WHAT THE EXERCISE ASKS:
Nothing in the listing below should change; retype it as is.

MATERIAL PROVIDED:
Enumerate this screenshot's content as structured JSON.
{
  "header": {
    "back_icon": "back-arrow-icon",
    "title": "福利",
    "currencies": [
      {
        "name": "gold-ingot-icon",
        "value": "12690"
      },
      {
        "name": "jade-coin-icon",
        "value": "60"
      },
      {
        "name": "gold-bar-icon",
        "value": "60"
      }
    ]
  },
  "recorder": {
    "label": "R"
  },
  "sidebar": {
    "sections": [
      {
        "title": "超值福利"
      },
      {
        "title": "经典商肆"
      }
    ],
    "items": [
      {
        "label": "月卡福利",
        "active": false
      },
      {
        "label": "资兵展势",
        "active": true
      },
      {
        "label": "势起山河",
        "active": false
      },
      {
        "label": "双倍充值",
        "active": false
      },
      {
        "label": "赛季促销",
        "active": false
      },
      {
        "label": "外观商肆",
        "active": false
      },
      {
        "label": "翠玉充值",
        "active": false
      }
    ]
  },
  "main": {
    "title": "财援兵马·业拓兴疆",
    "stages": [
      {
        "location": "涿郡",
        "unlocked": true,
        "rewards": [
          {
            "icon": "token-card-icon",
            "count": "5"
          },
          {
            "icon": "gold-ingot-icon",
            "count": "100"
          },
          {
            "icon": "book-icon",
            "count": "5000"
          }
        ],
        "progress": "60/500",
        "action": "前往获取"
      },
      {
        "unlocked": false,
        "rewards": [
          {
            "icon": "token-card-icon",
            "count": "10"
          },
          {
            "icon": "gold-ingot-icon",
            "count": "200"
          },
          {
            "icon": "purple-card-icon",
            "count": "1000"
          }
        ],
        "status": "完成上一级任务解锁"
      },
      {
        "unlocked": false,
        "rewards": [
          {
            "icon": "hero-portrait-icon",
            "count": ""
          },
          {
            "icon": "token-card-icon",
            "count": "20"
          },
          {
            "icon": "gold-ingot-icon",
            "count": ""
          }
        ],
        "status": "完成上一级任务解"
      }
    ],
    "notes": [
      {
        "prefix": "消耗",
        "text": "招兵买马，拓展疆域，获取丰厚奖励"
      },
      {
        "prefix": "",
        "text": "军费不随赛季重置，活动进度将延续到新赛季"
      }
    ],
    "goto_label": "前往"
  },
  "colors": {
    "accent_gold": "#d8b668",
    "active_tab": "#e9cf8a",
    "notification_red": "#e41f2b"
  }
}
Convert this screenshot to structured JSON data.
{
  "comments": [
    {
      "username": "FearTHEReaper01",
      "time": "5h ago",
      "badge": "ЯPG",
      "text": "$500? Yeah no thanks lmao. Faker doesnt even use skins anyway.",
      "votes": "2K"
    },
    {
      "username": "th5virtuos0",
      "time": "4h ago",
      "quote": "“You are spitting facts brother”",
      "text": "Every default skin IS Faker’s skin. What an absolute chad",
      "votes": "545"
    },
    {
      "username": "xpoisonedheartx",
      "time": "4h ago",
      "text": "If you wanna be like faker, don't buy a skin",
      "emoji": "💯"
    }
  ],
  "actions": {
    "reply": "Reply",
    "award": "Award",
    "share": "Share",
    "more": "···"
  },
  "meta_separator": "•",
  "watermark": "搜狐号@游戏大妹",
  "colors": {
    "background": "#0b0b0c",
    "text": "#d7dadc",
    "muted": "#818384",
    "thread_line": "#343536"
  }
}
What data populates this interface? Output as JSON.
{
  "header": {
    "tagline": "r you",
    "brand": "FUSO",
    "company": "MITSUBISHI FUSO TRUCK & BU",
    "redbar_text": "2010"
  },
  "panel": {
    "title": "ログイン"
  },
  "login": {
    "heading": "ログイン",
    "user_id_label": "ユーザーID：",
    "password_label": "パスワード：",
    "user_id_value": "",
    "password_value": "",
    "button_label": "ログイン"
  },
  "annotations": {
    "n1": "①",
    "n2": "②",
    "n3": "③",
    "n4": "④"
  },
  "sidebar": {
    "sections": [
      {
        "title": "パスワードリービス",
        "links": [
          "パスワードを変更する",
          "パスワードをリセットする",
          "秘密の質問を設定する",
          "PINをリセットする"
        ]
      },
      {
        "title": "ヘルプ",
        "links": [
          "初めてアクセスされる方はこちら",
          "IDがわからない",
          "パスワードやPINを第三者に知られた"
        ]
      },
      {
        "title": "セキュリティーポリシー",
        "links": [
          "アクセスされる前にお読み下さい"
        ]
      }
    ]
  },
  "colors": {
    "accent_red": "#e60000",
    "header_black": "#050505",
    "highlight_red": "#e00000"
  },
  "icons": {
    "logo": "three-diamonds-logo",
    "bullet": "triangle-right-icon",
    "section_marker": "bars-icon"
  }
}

RESULT BELOW:
Enumerate this screenshot's content as structured JSON.
{
  "header": {
    "back_icon": "back-arrow-icon",
    "title": "福利",
    "currencies": [
      {
        "name": "gold-ingot-icon",
        "value": "12690"
      },
      {
        "name": "jade-coin-icon",
        "value": "60"
      },
      {
        "name": "gold-bar-icon",
        "value": "60"
      }
    ]
  },
  "recorder": {
    "label": "R"
  },
  "sidebar": {
    "sections": [
      {
        "title": "超值福利"
      },
      {
        "title": "经典商肆"
      }
    ],
    "items": [
      {
        "label": "月卡福利",
        "active": false
      },
      {
        "label": "资兵展势",
        "active": true
      },
      {
        "label": "势起山河",
        "active": false
      },
      {
        "label": "双倍充值",
        "active": false
      },
      {
        "label": "赛季促销",
        "active": false
      },
      {
        "label": "外观商肆",
        "active": false
      },
      {
        "label": "翠玉充值",
        "active": false
      }
    ]
  },
  "main": {
    "title": "财援兵马·业拓兴疆",
    "stages": [
      {
        "location": "涿郡",
        "unlocked": true,
        "rewards": [
          {
            "icon": "token-card-icon",
            "count": "5"
          },
          {
            "icon": "gold-ingot-icon",
            "count": "100"
          },
          {
            "icon": "book-icon",
            "count": "5000"
          }
        ],
        "progress": "60/500",
        "action": "前往获取"
      },
      {
        "unlocked": false,
        "rewards": [
          {
            "icon": "token-card-icon",
            "count": "10"
          },
          {
            "icon": "gold-ingot-icon",
            "count": "200"
          },
          {
            "icon": "purple-card-icon",
            "count": "1000"
          }
        ],
        "status": "完成上一级任务解锁"
      },
      {
        "unlocked": false,
        "rewards": [
          {
            "icon": "hero-portrait-icon",
            "count": ""
          },
          {
            "icon": "token-card-icon",
            "count": "20"
          },
          {
            "icon": "gold-ingot-icon",
            "count": ""
          }
        ],
        "status": "完成上一级任务解"
      }
    ],
    "notes": [
      {
        "prefix": "消耗",
        "text": "招兵买马，拓展疆域，获取丰厚奖励"
      },
      {
        "prefix": "",
        "text": "军费不随赛季重置，活动进度将延续到新赛季"
      }
    ],
    "goto_label": "前往"
  },
  "colors": {
    "accent_gold": "#d8b668",
    "active_tab": "#e9cf8a",
    "notification_red": "#e41f2b"
  }
}
Convert this screenshot to structured JSON data.
{
  "comments": [
    {
      "username": "FearTHEReaper01",
      "time": "5h ago",
      "badge": "ЯPG",
      "text": "$500? Yeah no thanks lmao. Faker doesnt even use skins anyway.",
      "votes": "2K"
    },
    {
      "username": "th5virtuos0",
      "time": "4h ago",
      "quote": "“You are spitting facts brother”",
      "text": "Every default skin IS Faker’s skin. What an absolute chad",
      "votes": "545"
    },
    {
      "username": "xpoisonedheartx",
      "time": "4h ago",
      "text": "If you wanna be like faker, don't buy a skin",
      "emoji": "💯"
    }
  ],
  "actions": {
    "reply": "Reply",
    "award": "Award",
    "share": "Share",
    "more": "···"
  },
  "meta_separator": "•",
  "watermark": "搜狐号@游戏大妹",
  "colors": {
    "background": "#0b0b0c",
    "text": "#d7dadc",
    "muted": "#818384",
    "thread_line": "#343536"
  }
}
What data populates this interface? Output as JSON.
{
  "header": {
    "tagline": "r you",
    "brand": "FUSO",
    "company": "MITSUBISHI FUSO TRUCK & BU",
    "redbar_text": "2010"
  },
  "panel": {
    "title": "ログイン"
  },
  "login": {
    "heading": "ログイン",
    "user_id_label": "ユーザーID：",
    "password_label": "パスワード：",
    "user_id_value": "",
    "password_value": "",
    "button_label": "ログイン"
  },
  "annotations": {
    "n1": "①",
    "n2": "②",
    "n3": "③",
    "n4": "④"
  },
  "sidebar": {
    "sections": [
      {
        "title": "パスワードリービス",
        "links": [
          "パスワードを変更する",
          "パスワードをリセットする",
          "秘密の質問を設定する",
          "PINをリセットする"
        ]
      },
      {
        "title": "ヘルプ",
        "links": [
          "初めてアクセスされる方はこちら",
          "IDがわからない",
          "パスワードやPINを第三者に知られた"
        ]
      },
      {
        "title": "セキュリティーポリシー",
        "links": [
          "アクセスされる前にお読み下さい"
        ]
      }
    ]
  },
  "colors": {
    "accent_red": "#e60000",
    "header_black": "#050505",
    "highlight_red": "#e00000"
  },
  "icons": {
    "logo": "three-diamonds-logo",
    "bullet": "triangle-right-icon",
    "section_marker": "bars-icon"
  }
}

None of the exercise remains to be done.